They found no improvements in performance or synchronization when they used nontargeted HD-tACS. He summarized, “This work showed that space, frequency, and personalization were all important in being able to generate the changes we saw in working memory behavior and brain activity.”
Additionally, older subjects continued to do better on the working-memory task for the entire period of the experiment, which ran for 50 minutes after they received HD-tACS. “I have a grant submitted now to test the duration effects, and we’re going to go out to 200 minutes and even to the next day, because we want to know when they wear off,” Reinhart said.
More to Come
Waclawik, Bikson, and Reinhart all believe brain electrical stimulation will become an even bigger part of medical care in the future. “One reason is that people are sick of being over-medicated and they’re looking for some alternative approaches,” Waclawik said, adding that the ability to combine stimulation with other therapies makes it a very attractive option.

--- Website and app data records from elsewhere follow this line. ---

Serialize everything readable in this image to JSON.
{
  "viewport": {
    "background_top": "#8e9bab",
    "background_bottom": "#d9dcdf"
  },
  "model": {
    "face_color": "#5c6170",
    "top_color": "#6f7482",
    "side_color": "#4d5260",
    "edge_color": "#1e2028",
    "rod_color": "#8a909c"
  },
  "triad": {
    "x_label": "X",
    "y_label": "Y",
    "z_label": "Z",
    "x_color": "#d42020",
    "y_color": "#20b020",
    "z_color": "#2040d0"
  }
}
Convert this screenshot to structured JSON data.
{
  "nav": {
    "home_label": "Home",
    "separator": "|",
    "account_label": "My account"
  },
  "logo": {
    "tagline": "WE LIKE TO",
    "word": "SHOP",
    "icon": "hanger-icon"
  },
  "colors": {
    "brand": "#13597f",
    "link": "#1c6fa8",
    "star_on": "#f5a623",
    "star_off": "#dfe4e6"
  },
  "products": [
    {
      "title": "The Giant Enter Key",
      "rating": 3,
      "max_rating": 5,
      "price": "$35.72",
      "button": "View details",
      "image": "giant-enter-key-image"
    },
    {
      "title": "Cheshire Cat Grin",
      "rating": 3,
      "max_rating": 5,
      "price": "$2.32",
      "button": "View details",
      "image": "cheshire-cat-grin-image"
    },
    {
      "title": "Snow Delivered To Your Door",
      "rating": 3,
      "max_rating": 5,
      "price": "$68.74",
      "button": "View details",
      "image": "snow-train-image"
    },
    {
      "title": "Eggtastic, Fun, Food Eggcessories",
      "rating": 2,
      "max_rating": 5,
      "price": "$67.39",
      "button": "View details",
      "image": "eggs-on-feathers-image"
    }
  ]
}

Reinhart agreed that stimulation has great potential when used in combination with other therapies. “There are a lot of findings accumulating now that should give people hope and optimism about potential ‘electroceuticals,’ or ways to target electrical circuits in the brain and repair them, especially as an add-on or adjunct approach to traditional pharmacology, psychotherapy, or whatever other technique it could be paired with to exploit the plasticity of the brain and make the effect of those techniques more potent and long-lasting.” The potential is also there for stimulation to be used as a replacement therapy, he added. “It seems like it’s opening up a new avenue of treatment options, especially for those people for whom traditional treatments are just not working.”
Reinhart and his group are also investigating the concurrent stimulation of multiple brain regions to study other questions of connectivity. “That’s important because there are a variety of conditions, such as autism, Alzheimer’s, and schizophrenia, that show decreased connectivity; and other conditions, such as epilepsy, anxiety, and Parkinson’s that show too much connectivity,” he remarked. “The implications of this tool are that you may be able to up- or down-regulate functional connectivity in these disorders, so it has the potential to be really helpful as a clinical application one day.”
The possible clinical implications of stimulation are tremendous, Bikson remarked, and that is especially true of tDCS, which is the most extensively studied of the electrical stimulation technologies. “Because tDCS has been grounded in so much animal and human research, I believe it has a lot of potential to effect human health,” he said. “If only 1% of the indications that tDCS is being tested for get broadly used clinically, it would be a transformative technology. As far as new treatments for neurological and psychiatric indications go, there’s a lot to be excited about.”
- M. Bikson et al., “Safety of transcranial direct current stimulation: Evidence based update 2016,” Brain Stimul., vol. 9, no. 5, pp. 641–661, Sep.–Oct. 2016.
- H. Matsumoto and Y. Ugawa. “Adverse events of tDCS and tACS: A review,” Clin. Neurophysiol. Pract., vol. 2, pp. 19–25, Dec. 2016.
- U.S. Food and Drug Administration, “510(k) premarket notification,” Mar. 2019. Accessed: May 28, 2019. [Online].
- R. M. G. Reinhart and J. A. Nguyen, “Working memory revived in older adults by synchronizing rhythmic brain circuits,” Nature Neurosci., vol. 22, no. 5, pp. 820–827, Apr. 2019.